If you decide that Chapter 7 bankruptcy is the right option for you in terms of debt-relief, you may be wondering how long the process with take. To understand how long it will take, you will need to understand the steps involved and the factors that can affect the amount of time it will take from start to finish, and here are several things you should understand about this.
Most cases close within 9 months
When the bills are not getting paid and the collection agency calls outnumber the telemarketers, it might be time to consider bankruptcy. While most people associate a bankruptcy filing with unloading the burden of too much debt, there is another benefit that is not as well known but takes effect right away. Read on to learn more about the immediate relief of the chapter 7 bankruptcy automatic stay.
What is the Automatic Stay?

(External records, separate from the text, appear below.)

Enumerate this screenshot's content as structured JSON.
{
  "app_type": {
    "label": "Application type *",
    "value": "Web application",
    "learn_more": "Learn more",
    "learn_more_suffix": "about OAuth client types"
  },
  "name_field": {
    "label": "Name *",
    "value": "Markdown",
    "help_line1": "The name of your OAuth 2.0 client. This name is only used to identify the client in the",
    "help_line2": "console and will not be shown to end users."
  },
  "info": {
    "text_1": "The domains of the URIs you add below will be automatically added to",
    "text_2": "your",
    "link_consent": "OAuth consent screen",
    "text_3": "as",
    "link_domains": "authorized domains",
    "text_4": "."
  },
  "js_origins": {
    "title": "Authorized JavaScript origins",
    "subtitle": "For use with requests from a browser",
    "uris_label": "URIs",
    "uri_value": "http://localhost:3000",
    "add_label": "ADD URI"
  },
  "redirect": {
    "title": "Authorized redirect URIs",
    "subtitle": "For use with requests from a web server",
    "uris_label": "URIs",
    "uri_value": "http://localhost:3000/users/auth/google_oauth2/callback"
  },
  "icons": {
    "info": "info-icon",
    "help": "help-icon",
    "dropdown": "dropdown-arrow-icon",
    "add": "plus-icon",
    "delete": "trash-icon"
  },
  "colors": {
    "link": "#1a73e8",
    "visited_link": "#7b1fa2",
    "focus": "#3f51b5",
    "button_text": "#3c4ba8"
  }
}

Second only to the fear of losing your home is losing your car. Most people cannot live without their vehicles to get to work, school and the store and this one issue might be the one holding you back from making your financial fresh start. You should know that filing for a chapter 7 bankruptcy does not automatically put your car at risk of being seized, so read on to find out two ways your vehicle is protected.

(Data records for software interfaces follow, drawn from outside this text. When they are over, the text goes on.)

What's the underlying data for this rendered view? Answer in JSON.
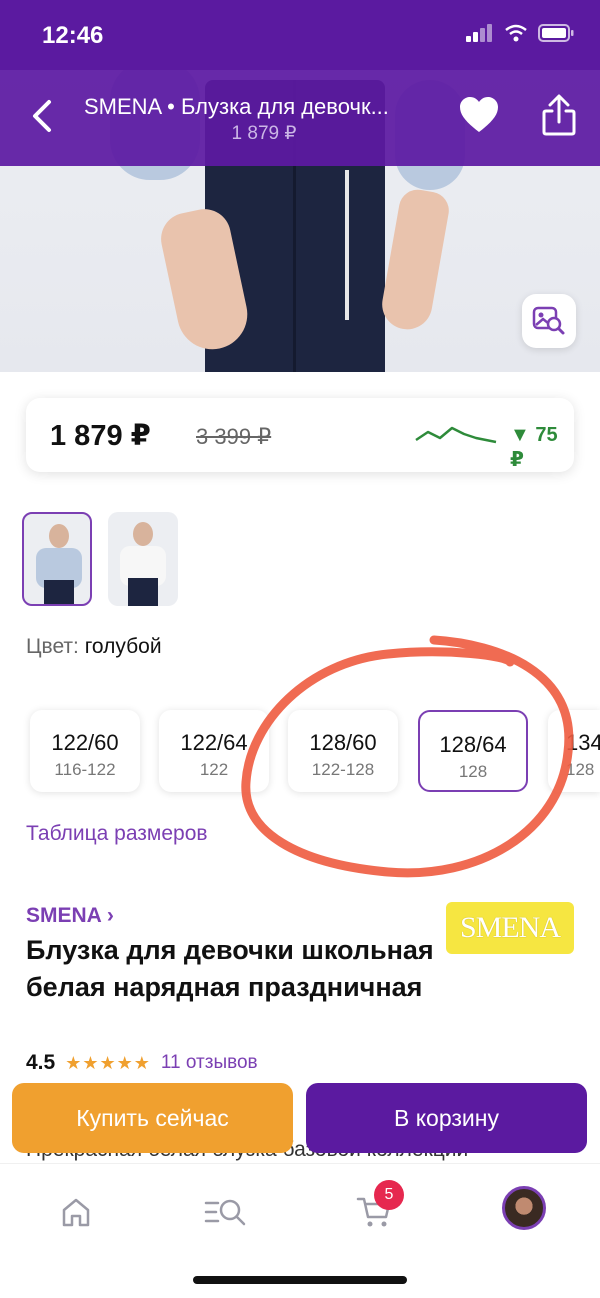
{
  "status_bar": {
    "time": "12:46"
  },
  "header": {
    "title": "SMENA • Блузка для девочк...",
    "price": "1 879 ₽"
  },
  "price_card": {
    "price": "1 879 ₽",
    "old_price": "3 399 ₽",
    "price_drop": "▼ 75 ₽",
    "trend_color": "#2e8b3a"
  },
  "color": {
    "label": "Цвет:",
    "value": "голубой"
  },
  "sizes": [
    {
      "main": "122/60",
      "sub": "116-122",
      "selected": false
    },
    {
      "main": "122/64",
      "sub": "122",
      "selected": false
    },
    {
      "main": "128/60",
      "sub": "122-128",
      "selected": false
    },
    {
      "main": "128/64",
      "sub": "128",
      "selected": true
    },
    {
      "main": "134",
      "sub": "128",
      "selected": false
    }
  ],
  "size_table_link": "Таблица размеров",
  "brand": {
    "name": "SMENA ›",
    "logo_text": "SMENA"
  },
  "product": {
    "title": "Блузка для девочки школьная белая нарядная праздничная",
    "rating": "4.5",
    "stars": "★★★★★",
    "reviews": "11 отзывов",
    "description": "Прекрасная белая блузка базовой коллекции"
  },
  "actions": {
    "buy_now": "Купить сейчас",
    "add_to_cart": "В корзину"
  },
  "tabbar": {
    "cart_badge": "5"
  },
  "colors": {
    "accent": "#5b1aa0",
    "link": "#7b3fb3",
    "buy": "#f0a02f",
    "badge": "#e6284f",
    "annotation": "#ee5b3f"
  }
}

Nothing is worse than having your home foreclosed on. You probably worked your entire life to be able to afford a home, and a foreclosure would stop this dream dead in its tracks. You can fight back by working with a foreclosure attorney service, however. They can provide the following benefits to this stressful situation.
Modify Your Current Home Loan
Your current home loan may no longer be feasible. Life may have gotten in the way to the point where it's hard to cover these monthly payments.
Many people know that they can file for a chapter 7 bankruptcy and get rid of their debts, or at least most of them. There is, however, another big benefit from filing bankruptcy and it happens before you even know it. Read on to find out how the automatic stay can help you deal with your financial situation in no time flat.
Pauses Collection Activity
When it comes to being behind on bills, few creditors are more aggressive than credit card companies and collection agencies.